__Data records__.
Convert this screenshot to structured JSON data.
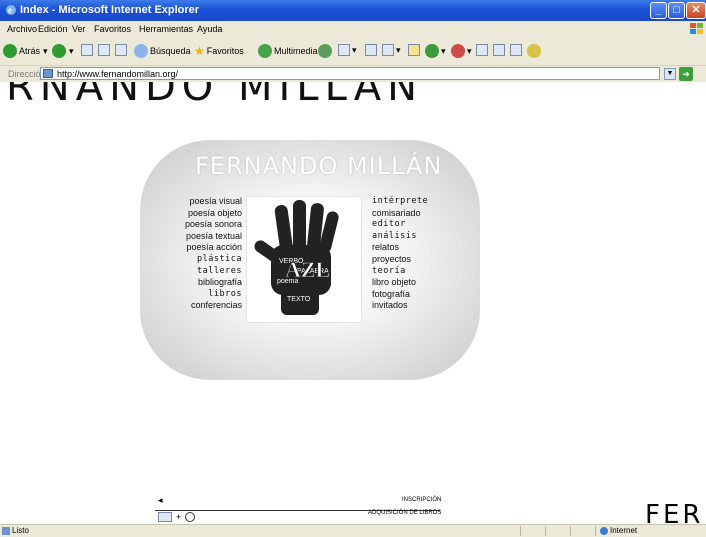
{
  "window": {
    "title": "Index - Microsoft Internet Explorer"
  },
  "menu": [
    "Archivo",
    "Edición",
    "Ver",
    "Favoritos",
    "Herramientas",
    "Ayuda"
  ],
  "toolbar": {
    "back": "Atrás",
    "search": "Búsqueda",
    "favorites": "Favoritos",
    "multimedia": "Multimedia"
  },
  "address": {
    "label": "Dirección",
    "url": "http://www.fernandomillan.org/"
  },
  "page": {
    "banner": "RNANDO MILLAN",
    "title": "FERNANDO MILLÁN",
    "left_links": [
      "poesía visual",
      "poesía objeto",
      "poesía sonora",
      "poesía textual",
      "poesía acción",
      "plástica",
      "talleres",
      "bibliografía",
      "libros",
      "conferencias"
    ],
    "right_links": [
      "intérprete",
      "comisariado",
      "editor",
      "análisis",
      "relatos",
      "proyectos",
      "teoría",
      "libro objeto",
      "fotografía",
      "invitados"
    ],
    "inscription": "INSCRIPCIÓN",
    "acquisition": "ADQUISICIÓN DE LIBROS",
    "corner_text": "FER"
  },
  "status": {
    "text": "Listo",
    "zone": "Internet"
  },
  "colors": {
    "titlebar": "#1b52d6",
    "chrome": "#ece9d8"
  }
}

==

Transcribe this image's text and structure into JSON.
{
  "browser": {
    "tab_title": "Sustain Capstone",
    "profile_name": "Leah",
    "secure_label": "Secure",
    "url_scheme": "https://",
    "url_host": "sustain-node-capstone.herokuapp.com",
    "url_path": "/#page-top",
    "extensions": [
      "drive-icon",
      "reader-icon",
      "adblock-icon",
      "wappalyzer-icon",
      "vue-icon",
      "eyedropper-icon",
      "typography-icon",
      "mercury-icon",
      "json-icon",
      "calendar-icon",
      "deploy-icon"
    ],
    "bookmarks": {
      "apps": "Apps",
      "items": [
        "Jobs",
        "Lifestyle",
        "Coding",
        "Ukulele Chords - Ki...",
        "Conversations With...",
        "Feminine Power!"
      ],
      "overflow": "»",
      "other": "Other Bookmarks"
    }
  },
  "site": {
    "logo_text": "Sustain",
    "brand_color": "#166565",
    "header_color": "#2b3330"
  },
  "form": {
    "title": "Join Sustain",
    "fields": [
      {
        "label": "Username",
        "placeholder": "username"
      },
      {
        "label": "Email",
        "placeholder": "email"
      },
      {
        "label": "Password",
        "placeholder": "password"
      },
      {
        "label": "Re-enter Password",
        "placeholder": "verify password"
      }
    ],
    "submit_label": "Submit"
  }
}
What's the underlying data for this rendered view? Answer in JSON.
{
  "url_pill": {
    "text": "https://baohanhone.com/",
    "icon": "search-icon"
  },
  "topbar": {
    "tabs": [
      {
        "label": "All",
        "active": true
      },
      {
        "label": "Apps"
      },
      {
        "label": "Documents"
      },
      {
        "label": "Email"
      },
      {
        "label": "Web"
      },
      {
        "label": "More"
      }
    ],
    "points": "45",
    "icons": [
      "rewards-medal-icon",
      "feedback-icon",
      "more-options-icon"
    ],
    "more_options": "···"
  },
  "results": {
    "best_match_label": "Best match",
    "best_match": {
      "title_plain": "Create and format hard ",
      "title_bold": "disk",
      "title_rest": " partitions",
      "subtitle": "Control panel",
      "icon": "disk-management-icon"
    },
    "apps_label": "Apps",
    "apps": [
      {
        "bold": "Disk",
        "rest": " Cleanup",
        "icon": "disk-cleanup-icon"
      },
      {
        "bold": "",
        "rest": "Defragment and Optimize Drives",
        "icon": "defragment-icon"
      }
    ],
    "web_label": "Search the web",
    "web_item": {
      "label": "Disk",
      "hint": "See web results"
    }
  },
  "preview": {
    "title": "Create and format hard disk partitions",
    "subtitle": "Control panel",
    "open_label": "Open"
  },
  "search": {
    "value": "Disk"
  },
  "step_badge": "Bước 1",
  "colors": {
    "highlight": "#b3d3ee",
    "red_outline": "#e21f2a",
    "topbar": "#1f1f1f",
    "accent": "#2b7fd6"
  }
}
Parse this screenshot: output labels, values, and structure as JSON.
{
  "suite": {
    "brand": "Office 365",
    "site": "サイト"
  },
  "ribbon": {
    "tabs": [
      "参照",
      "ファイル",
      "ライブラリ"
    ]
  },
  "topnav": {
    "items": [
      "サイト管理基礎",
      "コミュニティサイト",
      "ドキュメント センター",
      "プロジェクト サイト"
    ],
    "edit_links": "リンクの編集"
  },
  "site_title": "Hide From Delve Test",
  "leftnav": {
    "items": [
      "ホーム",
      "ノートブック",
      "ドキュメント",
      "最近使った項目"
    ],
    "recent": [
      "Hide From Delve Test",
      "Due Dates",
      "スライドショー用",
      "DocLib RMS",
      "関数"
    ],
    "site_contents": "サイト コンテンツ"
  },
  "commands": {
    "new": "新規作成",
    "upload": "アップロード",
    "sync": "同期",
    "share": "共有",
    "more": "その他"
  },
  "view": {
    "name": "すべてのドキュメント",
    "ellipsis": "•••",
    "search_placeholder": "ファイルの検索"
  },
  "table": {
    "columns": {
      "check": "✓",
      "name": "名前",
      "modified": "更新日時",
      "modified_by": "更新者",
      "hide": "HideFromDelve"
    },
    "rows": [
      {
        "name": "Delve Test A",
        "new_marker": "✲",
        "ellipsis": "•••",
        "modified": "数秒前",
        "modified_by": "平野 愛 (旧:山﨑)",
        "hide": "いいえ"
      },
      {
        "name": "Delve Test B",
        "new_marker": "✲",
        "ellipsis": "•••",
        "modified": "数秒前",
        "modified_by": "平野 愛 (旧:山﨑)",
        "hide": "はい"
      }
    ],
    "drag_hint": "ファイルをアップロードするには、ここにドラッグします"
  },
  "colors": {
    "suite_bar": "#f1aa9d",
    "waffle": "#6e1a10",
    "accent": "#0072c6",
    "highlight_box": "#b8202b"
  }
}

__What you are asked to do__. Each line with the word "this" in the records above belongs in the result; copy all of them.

__Written solution__.
Convert this screenshot to structured JSON data.
Transcribe this image's text and structure into JSON.
What's the underlying data for this rendered view? Answer in JSON.
Parse this screenshot: output labels, values, and structure as JSON.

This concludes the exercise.